Online consultations

The original requirement for online consultations allowed for all patients to have access to online consultations by April 2020 and video consultation* by April 2020. 


As part of the response to Covid-19, national guidance to enable all practices to move to a total triage model to protect patients and staff from avoidable risks of infection meant the process was accelerated. Total triage means that every patient contacting the practice is first triaged before deciding what steps need to be taken to support that patient. Total triage is important to reduce avoidable footfall into practices and protect patients and staff from the risks of infection. While total triage can be carried out entirely by telephone, this is less efficient than using an online consultation system to support the triage process. GP preparedness letter (including Annex D) published by NHSE on 27th March 2020.   


Progress in Oxfordshire 

Online consultations allow people to contact their GP practice without having to wait on the phone or take time to come into the practice.  Online consultations enable patients to use a secure online system to ask questions, report symptoms and upload photos. The practice then looks at the request and responds within a stated timeframe, signposting the patient to the right person, service or support.  Currently, practices use either an online triage system or a questionnaire-based system, with their own staff delivering the service.

The CCG had already procured eConsult for online consultations and this solution is currently funded. In Oxfordshire we fortunately were ahead of the curve with many practices already live with an online consultation system in place.  As at 30th April 2020, 99% of our practices have an online consultation system in place with 76% of those using eConsult.  Some practices chose to use an alternative supplier from the DPS framework, and will have funded those themselves. 

*Part of the national guidance was that it is also essential that all practices have a video consultation system to support remote management of patients. Advice from NHSX on using free solutions has been published; all relevant products on the Digital Care Services Framework (GPIT Futures) have now been assured, and the rapid procurement via the DPS has also created an approved video consultation supplier list.
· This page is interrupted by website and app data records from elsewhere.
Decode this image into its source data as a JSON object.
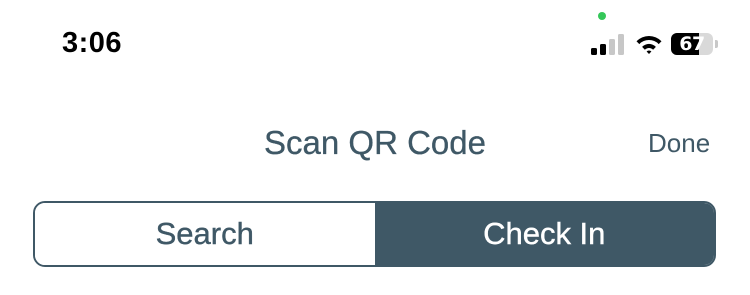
{
  "status_bar": {
    "time": "3:06",
    "signal": {
      "bars_active": 2,
      "bars_total": 4,
      "active_color": "#000000",
      "inactive_color": "#c7c7c7"
    },
    "wifi_icon": "wifi-icon",
    "privacy_dot_color": "#34c759",
    "battery": {
      "level_label": "67",
      "level": 0.67
    }
  },
  "nav": {
    "title": "Scan QR Code",
    "done_label": "Done"
  },
  "segmented_control": {
    "options": [
      {
        "label": "Search",
        "selected": false
      },
      {
        "label": "Check In",
        "selected": true
      }
    ]
  },
  "colors": {
    "accent": "#3f5866",
    "background": "#ffffff"
  }
}
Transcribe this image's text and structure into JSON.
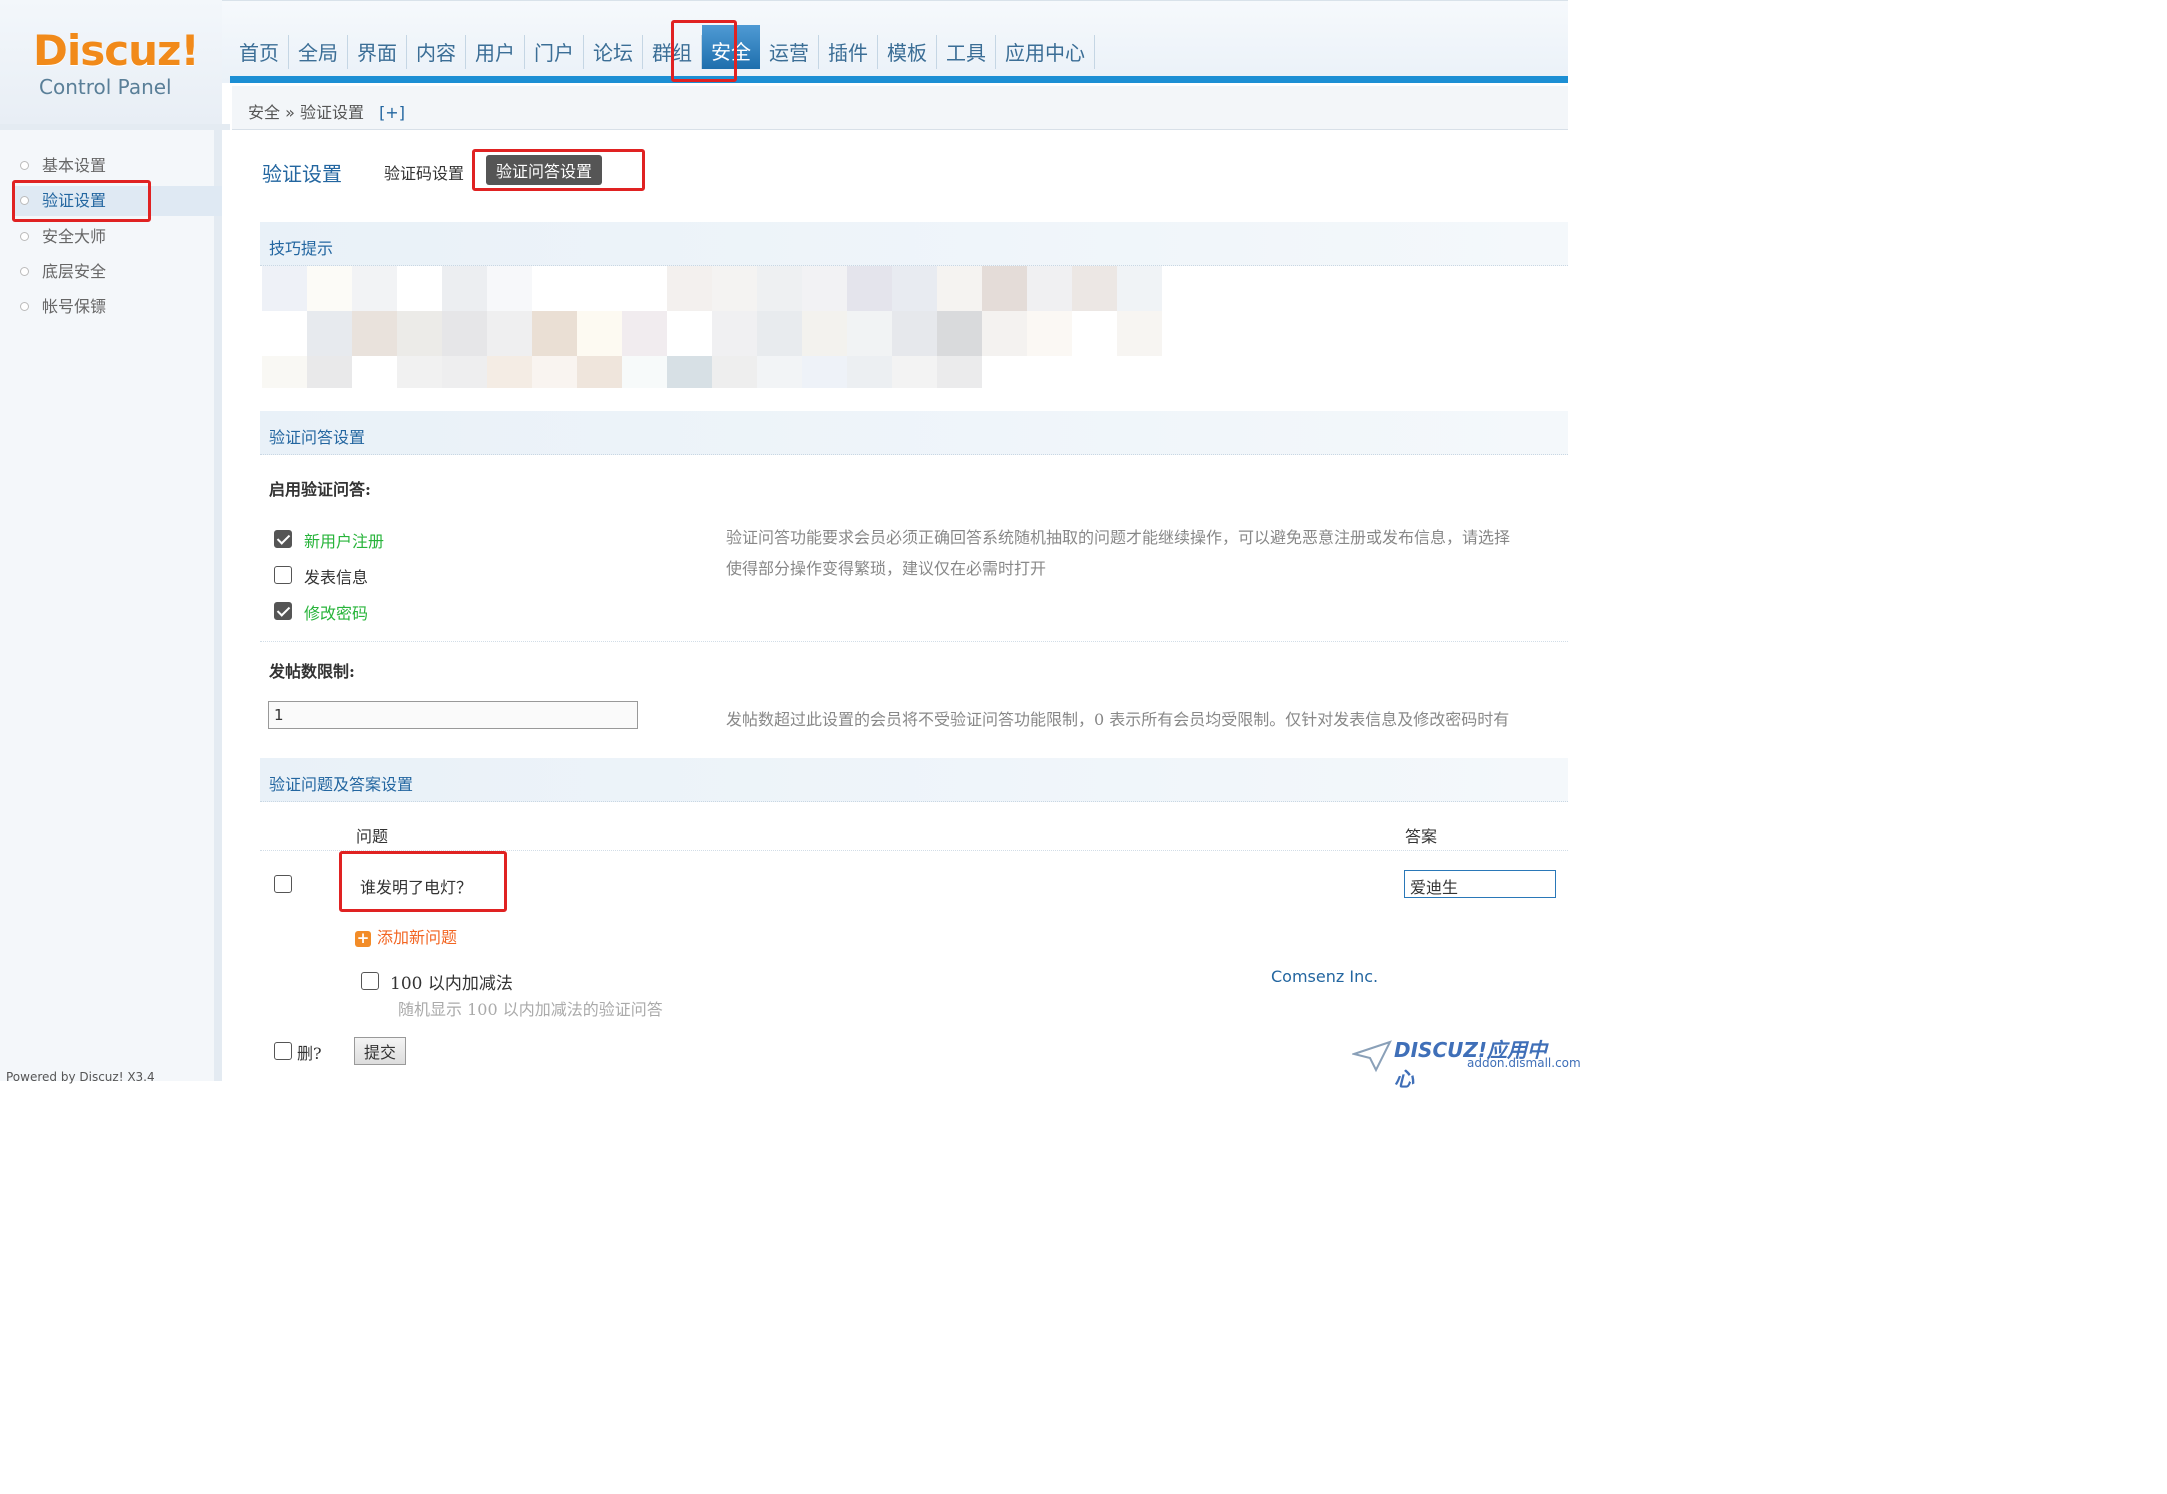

Video consultation systems from the DCSF or DPS will be centrally funded for now. There are a variety of options available for practices to use and most practices in Oxfordshire have adopted AccuRx to meet the requirement.  eConsult also have a solution called QDoctor and Emis have a video solution via Patient Access.  



Using a different provider

Some practices in Oxfordshire are using different systems to provide online consultations.  The national guidance advises purchasing an online consultation solution via the Dynamic Purchasing System (DPS) framework**. This guidance is there because the framework provides an extra level of protection and assurances as suppliers not only have to meet the technical specification, but also pass a number of checks and meet regulatory standards. However, if you are looking at a company outside of the DPS then we would advise you have a conversation with the national team at: or who can advise on whether it has the right functionality to meet online consultations and what to consider. 


If practices do decide to procure a system that has not been approved, the supplier needs to demonstrate how they achieve quality assurance requirements in line with standard DCB0160 which usually requires the expertise of a clinical safety officer. Please refer to the full toolkit for more details.


**Information on current DPS approved companies


Please note OCCG will not make any financial contribution towards any other system so this will be at the cost of the practice.



A national implementation toolkit is available (193 pages).  This comprehensive guide provides a range of ideas and options for different professionals, including clinicians, at different points in their implementation journey. 

Following feedback the national team have produced a much shorter simpler toolkit (93 pages) for practices on implementing online consultations. It has been broken down into sections so practices can focus on different areas, so hopefully more manageable.  It references the main toolkit if a particular question requires more detail.

An evaluation form is also available as a downloadable template.  This can be used by GP practices to support them in measuring the impact of online consultations as a whole, from a clinician and patient perspective. 

For further information contact Niki Roberts, Primary Care Project Manager

The OCCG contact at eConsult is Adina Alexa